Items from a dataset
:::::

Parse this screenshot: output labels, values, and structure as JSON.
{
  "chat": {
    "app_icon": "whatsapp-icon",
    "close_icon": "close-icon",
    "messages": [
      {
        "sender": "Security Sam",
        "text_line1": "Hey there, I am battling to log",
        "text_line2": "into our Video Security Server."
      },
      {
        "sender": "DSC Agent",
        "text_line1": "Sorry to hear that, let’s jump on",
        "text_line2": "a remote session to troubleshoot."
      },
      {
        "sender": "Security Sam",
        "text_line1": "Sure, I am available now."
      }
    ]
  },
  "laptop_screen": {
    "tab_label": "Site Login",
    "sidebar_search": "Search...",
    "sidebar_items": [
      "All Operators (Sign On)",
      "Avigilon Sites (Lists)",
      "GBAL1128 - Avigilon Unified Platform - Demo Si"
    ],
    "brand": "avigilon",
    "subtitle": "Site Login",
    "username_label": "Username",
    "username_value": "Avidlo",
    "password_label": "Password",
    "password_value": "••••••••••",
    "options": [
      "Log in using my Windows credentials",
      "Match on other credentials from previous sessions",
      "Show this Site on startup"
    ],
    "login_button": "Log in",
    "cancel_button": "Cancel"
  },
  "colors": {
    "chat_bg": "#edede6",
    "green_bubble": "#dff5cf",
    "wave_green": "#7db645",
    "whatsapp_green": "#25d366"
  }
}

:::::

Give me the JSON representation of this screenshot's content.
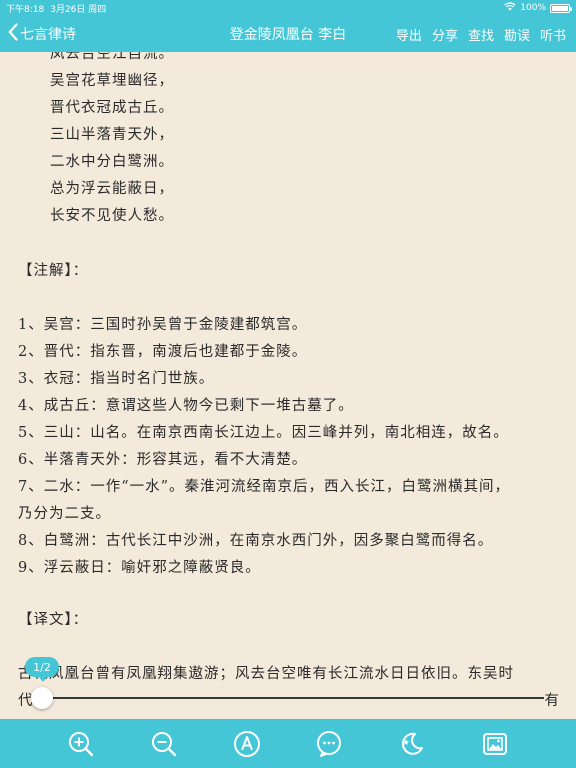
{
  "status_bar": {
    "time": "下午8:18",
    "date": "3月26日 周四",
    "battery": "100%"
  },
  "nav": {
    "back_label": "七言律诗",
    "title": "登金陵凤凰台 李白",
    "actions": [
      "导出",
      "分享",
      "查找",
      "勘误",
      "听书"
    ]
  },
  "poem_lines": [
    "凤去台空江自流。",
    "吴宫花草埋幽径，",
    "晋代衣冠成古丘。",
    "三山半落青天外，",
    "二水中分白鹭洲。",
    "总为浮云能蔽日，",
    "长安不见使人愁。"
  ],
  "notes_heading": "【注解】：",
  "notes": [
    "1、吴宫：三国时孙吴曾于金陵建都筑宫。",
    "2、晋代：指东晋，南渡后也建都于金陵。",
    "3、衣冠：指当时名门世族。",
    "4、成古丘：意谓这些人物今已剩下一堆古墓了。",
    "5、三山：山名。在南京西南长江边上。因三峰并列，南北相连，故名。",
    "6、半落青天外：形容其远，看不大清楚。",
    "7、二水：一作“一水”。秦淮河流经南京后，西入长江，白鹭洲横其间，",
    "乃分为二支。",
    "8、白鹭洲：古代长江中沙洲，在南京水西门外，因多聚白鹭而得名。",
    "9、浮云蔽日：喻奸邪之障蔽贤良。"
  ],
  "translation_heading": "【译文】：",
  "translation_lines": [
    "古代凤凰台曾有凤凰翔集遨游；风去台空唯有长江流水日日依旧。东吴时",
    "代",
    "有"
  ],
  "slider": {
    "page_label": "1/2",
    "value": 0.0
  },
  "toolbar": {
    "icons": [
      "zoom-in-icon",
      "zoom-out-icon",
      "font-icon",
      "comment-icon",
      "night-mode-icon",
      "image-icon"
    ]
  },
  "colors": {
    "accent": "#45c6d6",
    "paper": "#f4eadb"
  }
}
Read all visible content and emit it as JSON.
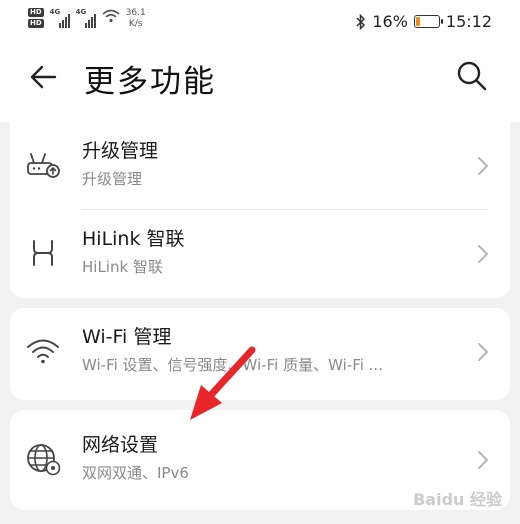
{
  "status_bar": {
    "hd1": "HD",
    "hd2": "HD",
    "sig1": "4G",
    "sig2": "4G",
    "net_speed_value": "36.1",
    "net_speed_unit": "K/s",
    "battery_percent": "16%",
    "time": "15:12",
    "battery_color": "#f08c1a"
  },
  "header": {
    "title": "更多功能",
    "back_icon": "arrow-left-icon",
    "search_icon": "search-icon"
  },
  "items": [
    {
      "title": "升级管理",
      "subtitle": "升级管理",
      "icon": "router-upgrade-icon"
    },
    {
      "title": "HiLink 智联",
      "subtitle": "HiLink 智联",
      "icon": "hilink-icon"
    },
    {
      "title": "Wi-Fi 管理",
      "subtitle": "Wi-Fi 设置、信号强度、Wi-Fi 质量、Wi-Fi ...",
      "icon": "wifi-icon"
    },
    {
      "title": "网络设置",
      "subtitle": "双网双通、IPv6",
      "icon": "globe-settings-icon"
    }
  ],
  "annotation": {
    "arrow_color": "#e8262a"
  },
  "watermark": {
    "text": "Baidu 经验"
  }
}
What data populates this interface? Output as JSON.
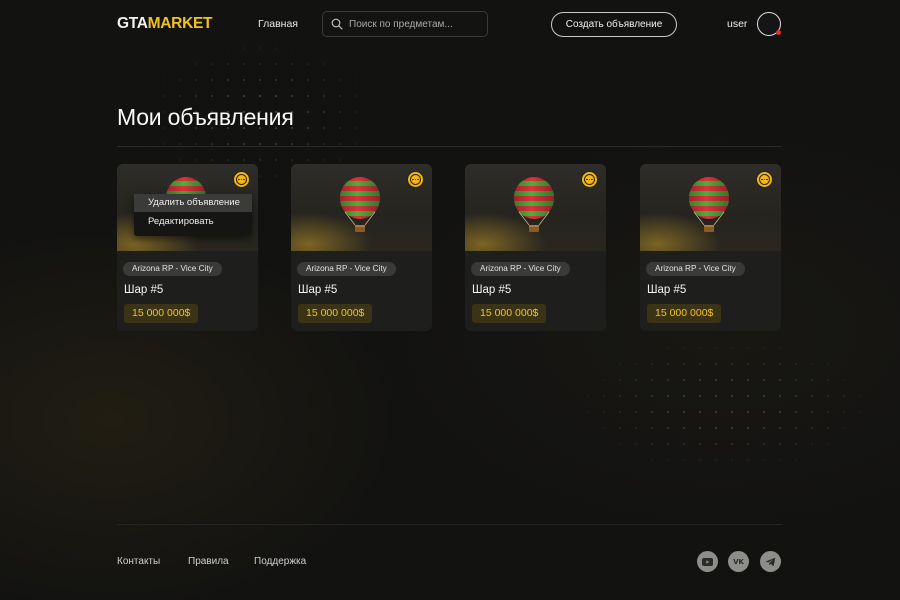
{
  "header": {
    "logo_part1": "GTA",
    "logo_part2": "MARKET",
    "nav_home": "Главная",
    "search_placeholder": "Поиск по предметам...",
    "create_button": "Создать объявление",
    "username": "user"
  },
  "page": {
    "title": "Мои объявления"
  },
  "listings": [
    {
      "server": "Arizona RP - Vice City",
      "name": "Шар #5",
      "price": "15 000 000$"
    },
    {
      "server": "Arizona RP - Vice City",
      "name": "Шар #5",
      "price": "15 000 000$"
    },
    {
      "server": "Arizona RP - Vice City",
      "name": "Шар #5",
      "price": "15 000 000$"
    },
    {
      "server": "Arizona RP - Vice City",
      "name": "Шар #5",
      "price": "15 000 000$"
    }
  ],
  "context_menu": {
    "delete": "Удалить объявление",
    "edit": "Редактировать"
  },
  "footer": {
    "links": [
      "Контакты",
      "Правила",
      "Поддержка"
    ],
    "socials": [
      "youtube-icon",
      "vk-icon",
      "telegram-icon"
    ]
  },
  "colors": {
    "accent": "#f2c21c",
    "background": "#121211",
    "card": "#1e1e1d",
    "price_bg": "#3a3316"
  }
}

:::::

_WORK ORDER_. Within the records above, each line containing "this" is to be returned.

_FINISHED EXERCISE_.
Parse this screenshot: output labels, values, and structure as JSON.
      "Show this Site on startup"
Give me the JSON representation of this screenshot's content.
What data populates this interface? Output as JSON.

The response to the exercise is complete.